Another landmark near this conglomerate of buildings is, as we read in our itinerary, Amphitheatrum. Not many of the common visitors to Rome may know that there actually exists another amphitheatre in Rome apart from the Colosseum. Smallish and sweet, built in the early third century CE, it hides away just beside the church of S. Croce. In the late third century, it was built into the Aurelian city walls, and its arches were walled up.
In the 16th century, the theatre was deprived of its second story, and in that state it was depicted in an engraving by Etienne Duperac in 1575.

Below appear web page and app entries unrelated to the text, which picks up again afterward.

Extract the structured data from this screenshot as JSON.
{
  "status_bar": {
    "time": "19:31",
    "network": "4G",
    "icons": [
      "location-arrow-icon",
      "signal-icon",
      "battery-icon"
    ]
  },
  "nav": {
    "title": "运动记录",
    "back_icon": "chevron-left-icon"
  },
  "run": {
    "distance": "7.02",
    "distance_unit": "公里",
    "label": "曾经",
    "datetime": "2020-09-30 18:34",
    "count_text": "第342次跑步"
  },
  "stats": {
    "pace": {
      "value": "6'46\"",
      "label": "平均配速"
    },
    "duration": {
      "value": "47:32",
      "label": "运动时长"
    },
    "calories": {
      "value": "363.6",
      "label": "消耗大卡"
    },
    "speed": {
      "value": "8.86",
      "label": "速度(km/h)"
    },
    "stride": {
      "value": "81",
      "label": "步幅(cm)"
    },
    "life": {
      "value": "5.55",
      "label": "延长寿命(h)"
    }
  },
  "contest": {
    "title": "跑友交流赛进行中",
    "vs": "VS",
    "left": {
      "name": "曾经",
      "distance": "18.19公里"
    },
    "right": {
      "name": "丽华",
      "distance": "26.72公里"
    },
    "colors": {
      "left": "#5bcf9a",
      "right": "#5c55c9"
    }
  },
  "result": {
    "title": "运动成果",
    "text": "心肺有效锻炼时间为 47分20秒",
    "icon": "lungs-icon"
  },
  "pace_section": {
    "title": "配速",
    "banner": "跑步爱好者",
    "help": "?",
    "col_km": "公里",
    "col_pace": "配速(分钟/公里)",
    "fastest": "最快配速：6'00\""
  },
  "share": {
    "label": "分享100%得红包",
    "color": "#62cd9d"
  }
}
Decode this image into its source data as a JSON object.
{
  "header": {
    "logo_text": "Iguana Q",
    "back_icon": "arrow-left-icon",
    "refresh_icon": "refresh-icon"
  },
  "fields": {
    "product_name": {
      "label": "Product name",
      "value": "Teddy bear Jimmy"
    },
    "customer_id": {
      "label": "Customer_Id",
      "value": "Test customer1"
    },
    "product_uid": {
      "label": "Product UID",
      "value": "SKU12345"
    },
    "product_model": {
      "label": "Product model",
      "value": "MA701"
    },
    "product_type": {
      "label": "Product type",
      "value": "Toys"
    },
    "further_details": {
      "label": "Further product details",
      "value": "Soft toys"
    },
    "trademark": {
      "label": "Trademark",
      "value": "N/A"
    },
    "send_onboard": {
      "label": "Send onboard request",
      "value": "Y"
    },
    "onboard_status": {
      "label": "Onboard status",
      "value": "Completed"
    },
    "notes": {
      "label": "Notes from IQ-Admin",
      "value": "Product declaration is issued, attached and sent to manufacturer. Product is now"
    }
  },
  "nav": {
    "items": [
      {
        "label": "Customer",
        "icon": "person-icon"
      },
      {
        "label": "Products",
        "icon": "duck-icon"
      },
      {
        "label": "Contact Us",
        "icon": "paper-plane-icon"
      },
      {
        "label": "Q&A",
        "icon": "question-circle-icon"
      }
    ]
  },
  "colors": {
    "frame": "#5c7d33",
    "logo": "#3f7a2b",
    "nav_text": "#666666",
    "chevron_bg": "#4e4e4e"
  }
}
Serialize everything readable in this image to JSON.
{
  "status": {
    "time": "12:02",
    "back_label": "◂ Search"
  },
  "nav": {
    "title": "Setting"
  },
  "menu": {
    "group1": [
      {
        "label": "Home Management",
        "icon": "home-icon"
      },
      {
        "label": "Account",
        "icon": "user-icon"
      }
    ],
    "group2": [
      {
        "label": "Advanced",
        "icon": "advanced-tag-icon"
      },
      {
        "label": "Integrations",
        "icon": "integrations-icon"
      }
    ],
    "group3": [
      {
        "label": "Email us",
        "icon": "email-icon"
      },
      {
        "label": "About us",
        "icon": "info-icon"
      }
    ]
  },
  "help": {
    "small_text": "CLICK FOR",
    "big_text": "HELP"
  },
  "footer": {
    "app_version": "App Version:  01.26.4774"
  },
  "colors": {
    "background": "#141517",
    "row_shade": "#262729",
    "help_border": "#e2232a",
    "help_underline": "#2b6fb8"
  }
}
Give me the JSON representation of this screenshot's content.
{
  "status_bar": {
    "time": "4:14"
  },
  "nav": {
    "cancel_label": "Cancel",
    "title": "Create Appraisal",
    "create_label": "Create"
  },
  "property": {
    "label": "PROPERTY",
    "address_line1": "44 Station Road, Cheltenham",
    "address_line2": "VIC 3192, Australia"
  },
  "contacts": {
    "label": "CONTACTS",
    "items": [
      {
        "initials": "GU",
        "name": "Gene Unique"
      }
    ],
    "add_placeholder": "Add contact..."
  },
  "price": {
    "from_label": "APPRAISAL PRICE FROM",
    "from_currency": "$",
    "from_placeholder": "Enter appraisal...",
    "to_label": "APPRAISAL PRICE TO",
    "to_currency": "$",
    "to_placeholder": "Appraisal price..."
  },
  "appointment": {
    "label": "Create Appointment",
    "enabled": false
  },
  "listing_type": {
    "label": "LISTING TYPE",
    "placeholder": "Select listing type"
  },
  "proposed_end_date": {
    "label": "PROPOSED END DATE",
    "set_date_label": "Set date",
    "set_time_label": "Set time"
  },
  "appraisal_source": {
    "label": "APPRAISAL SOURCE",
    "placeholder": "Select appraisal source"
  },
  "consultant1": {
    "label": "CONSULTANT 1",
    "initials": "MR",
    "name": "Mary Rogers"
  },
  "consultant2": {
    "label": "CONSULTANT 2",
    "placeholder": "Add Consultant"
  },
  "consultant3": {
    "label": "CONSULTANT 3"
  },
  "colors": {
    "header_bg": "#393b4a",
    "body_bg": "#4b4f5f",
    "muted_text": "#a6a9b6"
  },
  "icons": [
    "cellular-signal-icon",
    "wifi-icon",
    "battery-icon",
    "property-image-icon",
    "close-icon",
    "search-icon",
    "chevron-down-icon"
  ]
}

But before we dwell too long on the monuments far from our itinerary, we have some landmarks to our left to turn to. The Palatium Pilati, palace of Pilatus, has caused some trouble for the interpreters of the Einsiedeln manuscript, since a palace with this name is not known from other sources or archaeological remains. Ferdinand Gregorovius, the great medievalist of the 19th century, suggested that it may be the Augustan Macellum Liviae (market of Livia) near S. Lucia in Ortheo, not otherwise mentioned by the itinerary – but we already passed by that area; others have meant that it could be a misunderstanding of the peculiar toponym ad ursum pileatum, ”by the bear in a hat”, which surely is rather nearby, but instead a bit further on along our itinerary (we shall encounter this bear and his hat in our next promenade). Judging from where we are supposed to stand right now – quite near the basilica of S. Maria Maggiore, which also is the next landmark to our right, I think we should look closer around us to get a clue to this enigmatic palace. Some scholars has then remarked: Why does the itinerary not mention the church of S. Prassede, which we are passing right by on our way along via di S. Martina ai Monti? The church is probably as old as its sister-church S. Pudenziana, and it was restored by pope Hadrian in the late eighth century, and should thus have been of interest for the Einsiedeln pilgrim. My theory, then, would be that the palace of Pilatus was a structure which in some way was connected to the church of S. Prassede, and that the mention of the palace equalled the mention of the church – but that is just another theory, and we have to return to the more safe landmarks on our way, such as S. Maria Maggiore mentioned above. Founded by pope Liberius in the fourth century, it was restored by pope Sixtus III in the fifth century – and from this period, the magnificent mosaics that overflow the church were made. Once again, we can watch through the eyes of the medieval pilgrim exactly the same (well, though often a bit too restored) wonders in gold and bright colours that our Einsiedeln friend saw.
I just adore these gravely solemn sheep impatiently parading in front of the jewel box of Bethlehem; don’t you agree that it is the perfect spot to take a little rest and behold this medieval splendor before our exit into the sharp sunshine of Rome and the grand final of this long itinerary? After all, we have been to both Jerusalen and Bethlehem today… Au revoir!